--- YOUR TASK ---
Your task is to copy every line of the entries that holds the word "ePlot".

--- RECORDS ---
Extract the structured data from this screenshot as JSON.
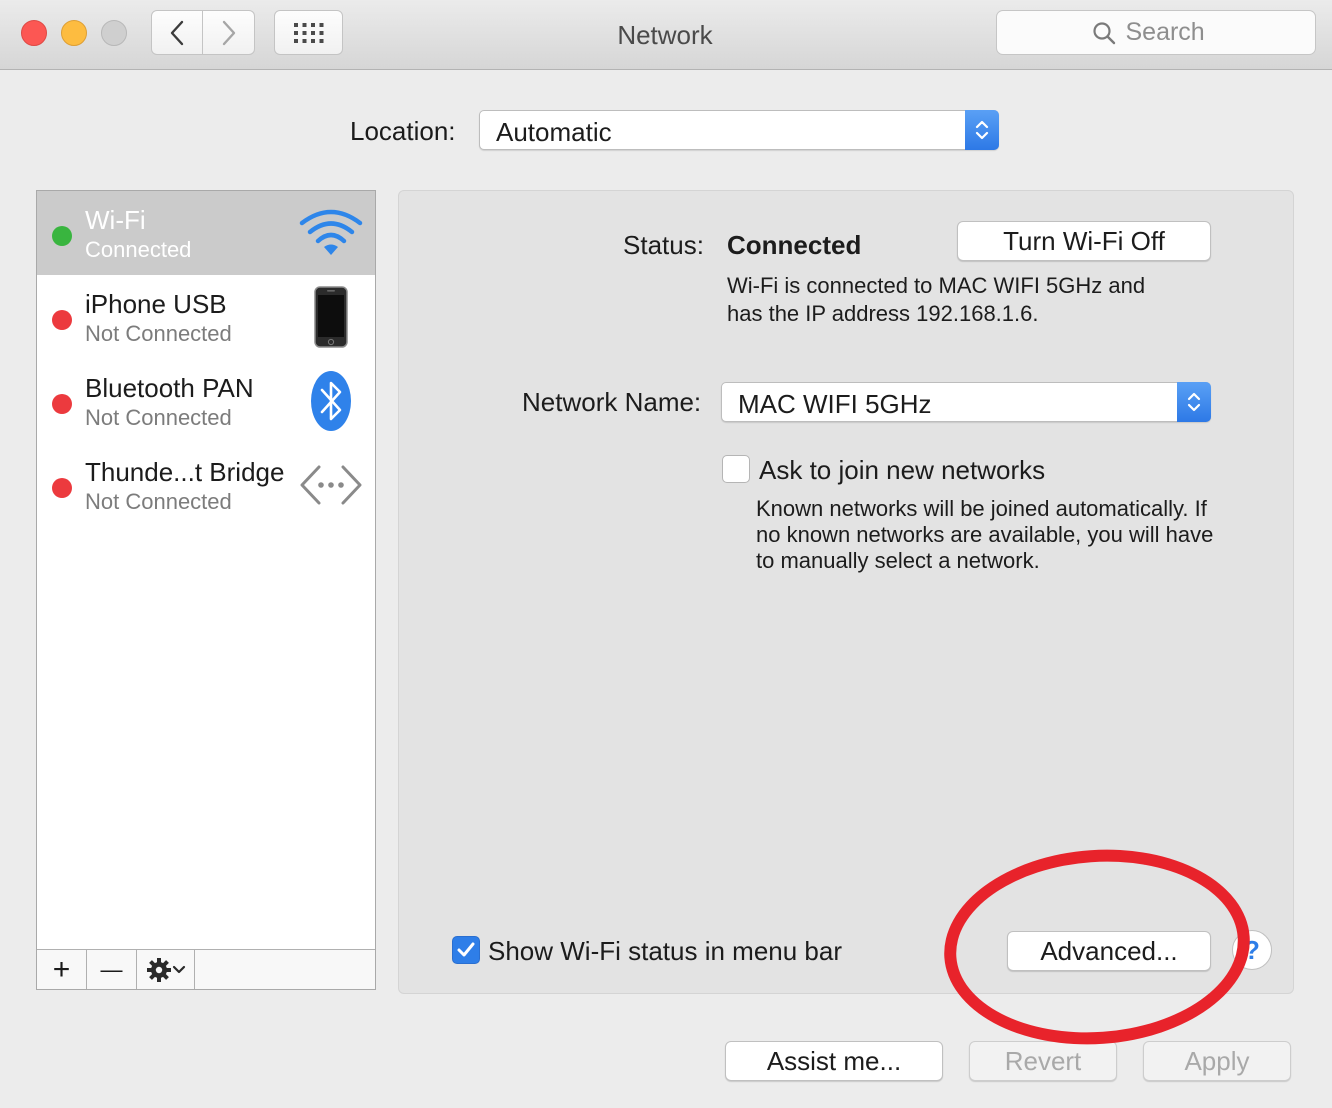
{
  "window": {
    "title": "Network",
    "search_placeholder": "Search"
  },
  "location": {
    "label": "Location:",
    "value": "Automatic"
  },
  "services": [
    {
      "name": "Wi-Fi",
      "status": "Connected",
      "indicator": "green",
      "icon": "wifi-icon",
      "selected": true
    },
    {
      "name": "iPhone USB",
      "status": "Not Connected",
      "indicator": "red",
      "icon": "iphone-icon",
      "selected": false
    },
    {
      "name": "Bluetooth PAN",
      "status": "Not Connected",
      "indicator": "red",
      "icon": "bluetooth-icon",
      "selected": false
    },
    {
      "name": "Thunde...t Bridge",
      "status": "Not Connected",
      "indicator": "red",
      "icon": "thunderbolt-bridge-icon",
      "selected": false
    }
  ],
  "sidebar_toolbar": {
    "add": "+",
    "remove": "—"
  },
  "detail": {
    "status_label": "Status:",
    "status_value": "Connected",
    "turn_off_button": "Turn Wi-Fi Off",
    "status_desc_line1": "Wi-Fi is connected to MAC WIFI 5GHz and",
    "status_desc_line2": "has the IP address 192.168.1.6.",
    "network_name_label": "Network Name:",
    "network_name_value": "MAC WIFI 5GHz",
    "ask_join_label": "Ask to join new networks",
    "ask_join_checked": false,
    "ask_join_desc_line1": "Known networks will be joined automatically. If",
    "ask_join_desc_line2": "no known networks are available, you will have",
    "ask_join_desc_line3": "to manually select a network.",
    "show_status_label": "Show Wi-Fi status in menu bar",
    "show_status_checked": true,
    "advanced_button": "Advanced...",
    "help_button": "?"
  },
  "footer": {
    "assist_button": "Assist me...",
    "revert_button": "Revert",
    "apply_button": "Apply"
  },
  "colors": {
    "accent": "#2e7ee8",
    "connected": "#39b53f",
    "disconnected": "#ec3a3e",
    "annotation": "#e8232b"
  }
}
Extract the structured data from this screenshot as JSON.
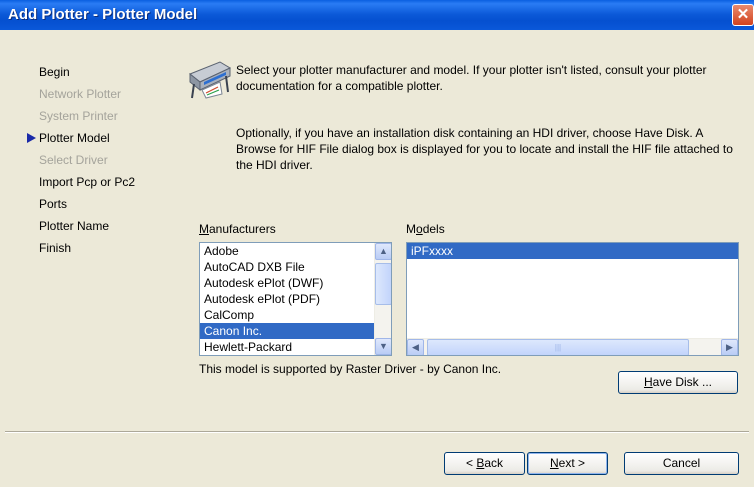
{
  "window": {
    "title": "Add Plotter - Plotter Model",
    "close_glyph": "✕"
  },
  "steps": [
    {
      "label": "Begin",
      "enabled": true
    },
    {
      "label": "Network Plotter",
      "enabled": false
    },
    {
      "label": "System Printer",
      "enabled": false
    },
    {
      "label": "Plotter Model",
      "enabled": true,
      "current": true
    },
    {
      "label": "Select Driver",
      "enabled": false
    },
    {
      "label": "Import Pcp or Pc2",
      "enabled": true
    },
    {
      "label": "Ports",
      "enabled": true
    },
    {
      "label": "Plotter Name",
      "enabled": true
    },
    {
      "label": "Finish",
      "enabled": true
    }
  ],
  "intro_text": "Select your plotter manufacturer and model. If your plotter isn't listed, consult your plotter documentation for a compatible plotter.",
  "hdi_text": "Optionally, if you have an installation disk containing an HDI driver, choose Have Disk. A Browse for HIF File dialog box is displayed for you to locate and install the HIF file attached to the HDI driver.",
  "manufacturers": {
    "label_prefix": "",
    "label_key": "M",
    "label_rest": "anufacturers",
    "items": [
      "Adobe",
      "AutoCAD DXB File",
      "Autodesk ePlot (DWF)",
      "Autodesk ePlot (PDF)",
      "CalComp",
      "Canon Inc.",
      "Hewlett-Packard"
    ],
    "selected": "Canon Inc."
  },
  "models": {
    "label_prefix": "M",
    "label_key": "o",
    "label_rest": "dels",
    "items": [
      "iPFxxxx"
    ],
    "selected": "iPFxxxx"
  },
  "driver_note": "This model is supported by Raster Driver - by Canon Inc.",
  "buttons": {
    "have_disk": {
      "key": "H",
      "rest": "ave Disk ..."
    },
    "back": {
      "prefix": "< ",
      "key": "B",
      "rest": "ack"
    },
    "next": {
      "key": "N",
      "rest": "ext >"
    },
    "cancel": "Cancel"
  },
  "colors": {
    "selection": "#316ac5",
    "title_bar": "#0b59d8",
    "dialog_bg": "#ece9d8"
  }
}
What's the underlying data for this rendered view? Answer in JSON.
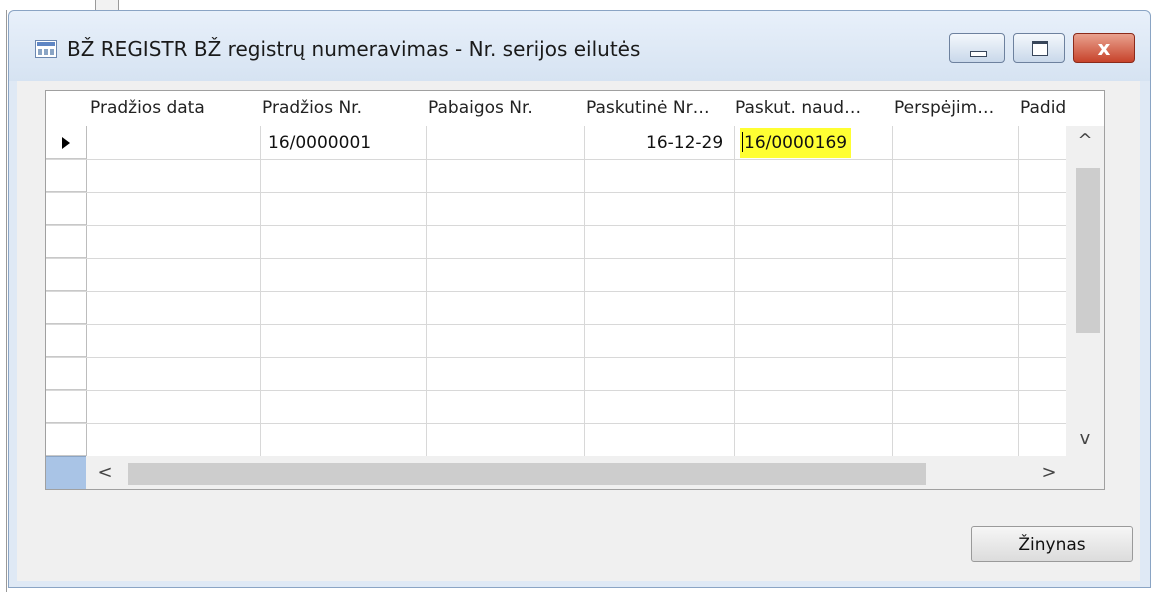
{
  "window": {
    "title": "BŽ REGISTR BŽ registrų numeravimas - Nr. serijos eilutės",
    "minimize_glyph": "",
    "maximize_glyph": "",
    "close_glyph": "x"
  },
  "table": {
    "columns": [
      "Pradžios data",
      "Pradžios Nr.",
      "Pabaigos Nr.",
      "Paskutinė Nr…",
      "Paskut. naud…",
      "Perspėjim…",
      "Padidint"
    ],
    "rows": [
      {
        "start_date": "",
        "start_no": "16/0000001",
        "end_no": "",
        "last_date": "16-12-29",
        "last_used_no": "16/0000169",
        "warning": "",
        "increment": ""
      }
    ]
  },
  "scroll": {
    "up_glyph": "^",
    "down_glyph": "v",
    "left_glyph": "<",
    "right_glyph": ">"
  },
  "buttons": {
    "help_label": "Žinynas"
  },
  "colors": {
    "highlight": "#ffff33",
    "selection_corner": "#a9c4e6",
    "close_button": "#c7432b"
  }
}
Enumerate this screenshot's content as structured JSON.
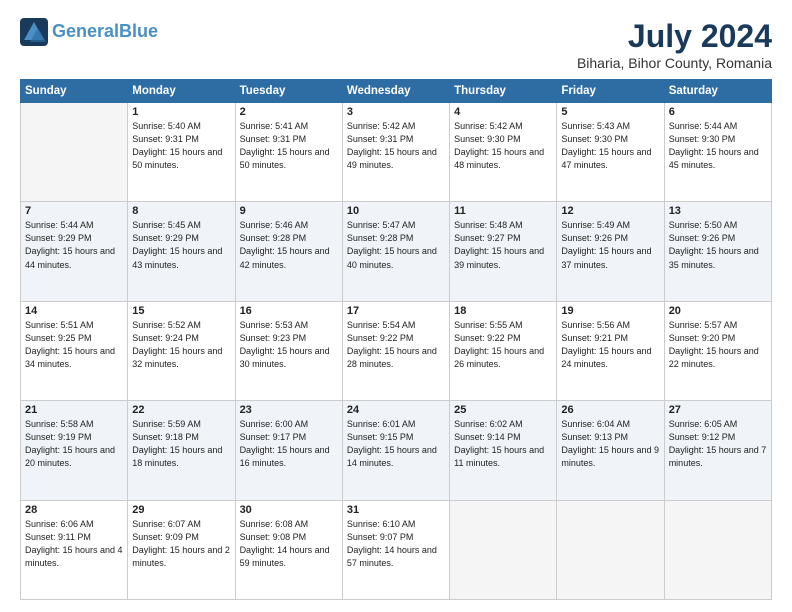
{
  "header": {
    "logo_line1": "General",
    "logo_line2": "Blue",
    "month_year": "July 2024",
    "location": "Biharia, Bihor County, Romania"
  },
  "days_of_week": [
    "Sunday",
    "Monday",
    "Tuesday",
    "Wednesday",
    "Thursday",
    "Friday",
    "Saturday"
  ],
  "weeks": [
    [
      {
        "day": "",
        "content": ""
      },
      {
        "day": "1",
        "content": "Sunrise: 5:40 AM\nSunset: 9:31 PM\nDaylight: 15 hours\nand 50 minutes."
      },
      {
        "day": "2",
        "content": "Sunrise: 5:41 AM\nSunset: 9:31 PM\nDaylight: 15 hours\nand 50 minutes."
      },
      {
        "day": "3",
        "content": "Sunrise: 5:42 AM\nSunset: 9:31 PM\nDaylight: 15 hours\nand 49 minutes."
      },
      {
        "day": "4",
        "content": "Sunrise: 5:42 AM\nSunset: 9:30 PM\nDaylight: 15 hours\nand 48 minutes."
      },
      {
        "day": "5",
        "content": "Sunrise: 5:43 AM\nSunset: 9:30 PM\nDaylight: 15 hours\nand 47 minutes."
      },
      {
        "day": "6",
        "content": "Sunrise: 5:44 AM\nSunset: 9:30 PM\nDaylight: 15 hours\nand 45 minutes."
      }
    ],
    [
      {
        "day": "7",
        "content": "Sunrise: 5:44 AM\nSunset: 9:29 PM\nDaylight: 15 hours\nand 44 minutes."
      },
      {
        "day": "8",
        "content": "Sunrise: 5:45 AM\nSunset: 9:29 PM\nDaylight: 15 hours\nand 43 minutes."
      },
      {
        "day": "9",
        "content": "Sunrise: 5:46 AM\nSunset: 9:28 PM\nDaylight: 15 hours\nand 42 minutes."
      },
      {
        "day": "10",
        "content": "Sunrise: 5:47 AM\nSunset: 9:28 PM\nDaylight: 15 hours\nand 40 minutes."
      },
      {
        "day": "11",
        "content": "Sunrise: 5:48 AM\nSunset: 9:27 PM\nDaylight: 15 hours\nand 39 minutes."
      },
      {
        "day": "12",
        "content": "Sunrise: 5:49 AM\nSunset: 9:26 PM\nDaylight: 15 hours\nand 37 minutes."
      },
      {
        "day": "13",
        "content": "Sunrise: 5:50 AM\nSunset: 9:26 PM\nDaylight: 15 hours\nand 35 minutes."
      }
    ],
    [
      {
        "day": "14",
        "content": "Sunrise: 5:51 AM\nSunset: 9:25 PM\nDaylight: 15 hours\nand 34 minutes."
      },
      {
        "day": "15",
        "content": "Sunrise: 5:52 AM\nSunset: 9:24 PM\nDaylight: 15 hours\nand 32 minutes."
      },
      {
        "day": "16",
        "content": "Sunrise: 5:53 AM\nSunset: 9:23 PM\nDaylight: 15 hours\nand 30 minutes."
      },
      {
        "day": "17",
        "content": "Sunrise: 5:54 AM\nSunset: 9:22 PM\nDaylight: 15 hours\nand 28 minutes."
      },
      {
        "day": "18",
        "content": "Sunrise: 5:55 AM\nSunset: 9:22 PM\nDaylight: 15 hours\nand 26 minutes."
      },
      {
        "day": "19",
        "content": "Sunrise: 5:56 AM\nSunset: 9:21 PM\nDaylight: 15 hours\nand 24 minutes."
      },
      {
        "day": "20",
        "content": "Sunrise: 5:57 AM\nSunset: 9:20 PM\nDaylight: 15 hours\nand 22 minutes."
      }
    ],
    [
      {
        "day": "21",
        "content": "Sunrise: 5:58 AM\nSunset: 9:19 PM\nDaylight: 15 hours\nand 20 minutes."
      },
      {
        "day": "22",
        "content": "Sunrise: 5:59 AM\nSunset: 9:18 PM\nDaylight: 15 hours\nand 18 minutes."
      },
      {
        "day": "23",
        "content": "Sunrise: 6:00 AM\nSunset: 9:17 PM\nDaylight: 15 hours\nand 16 minutes."
      },
      {
        "day": "24",
        "content": "Sunrise: 6:01 AM\nSunset: 9:15 PM\nDaylight: 15 hours\nand 14 minutes."
      },
      {
        "day": "25",
        "content": "Sunrise: 6:02 AM\nSunset: 9:14 PM\nDaylight: 15 hours\nand 11 minutes."
      },
      {
        "day": "26",
        "content": "Sunrise: 6:04 AM\nSunset: 9:13 PM\nDaylight: 15 hours\nand 9 minutes."
      },
      {
        "day": "27",
        "content": "Sunrise: 6:05 AM\nSunset: 9:12 PM\nDaylight: 15 hours\nand 7 minutes."
      }
    ],
    [
      {
        "day": "28",
        "content": "Sunrise: 6:06 AM\nSunset: 9:11 PM\nDaylight: 15 hours\nand 4 minutes."
      },
      {
        "day": "29",
        "content": "Sunrise: 6:07 AM\nSunset: 9:09 PM\nDaylight: 15 hours\nand 2 minutes."
      },
      {
        "day": "30",
        "content": "Sunrise: 6:08 AM\nSunset: 9:08 PM\nDaylight: 14 hours\nand 59 minutes."
      },
      {
        "day": "31",
        "content": "Sunrise: 6:10 AM\nSunset: 9:07 PM\nDaylight: 14 hours\nand 57 minutes."
      },
      {
        "day": "",
        "content": ""
      },
      {
        "day": "",
        "content": ""
      },
      {
        "day": "",
        "content": ""
      }
    ]
  ]
}
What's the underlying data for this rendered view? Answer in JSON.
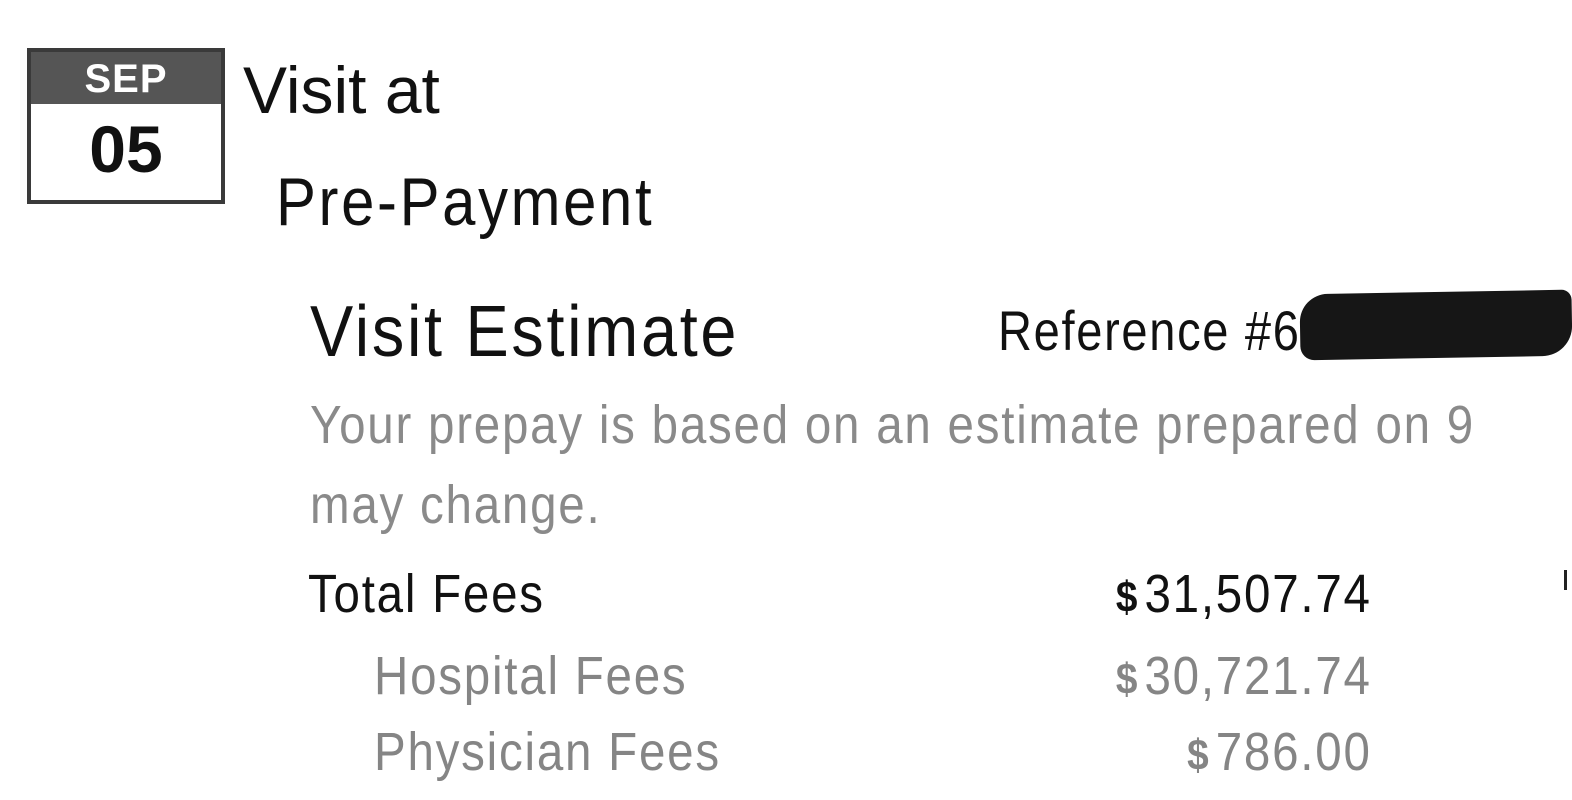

--- OUTPUT FOR THIS EXERCISE ---
      "Autodesk ePlot (DWF)",
      "Autodesk ePlot (PDF)",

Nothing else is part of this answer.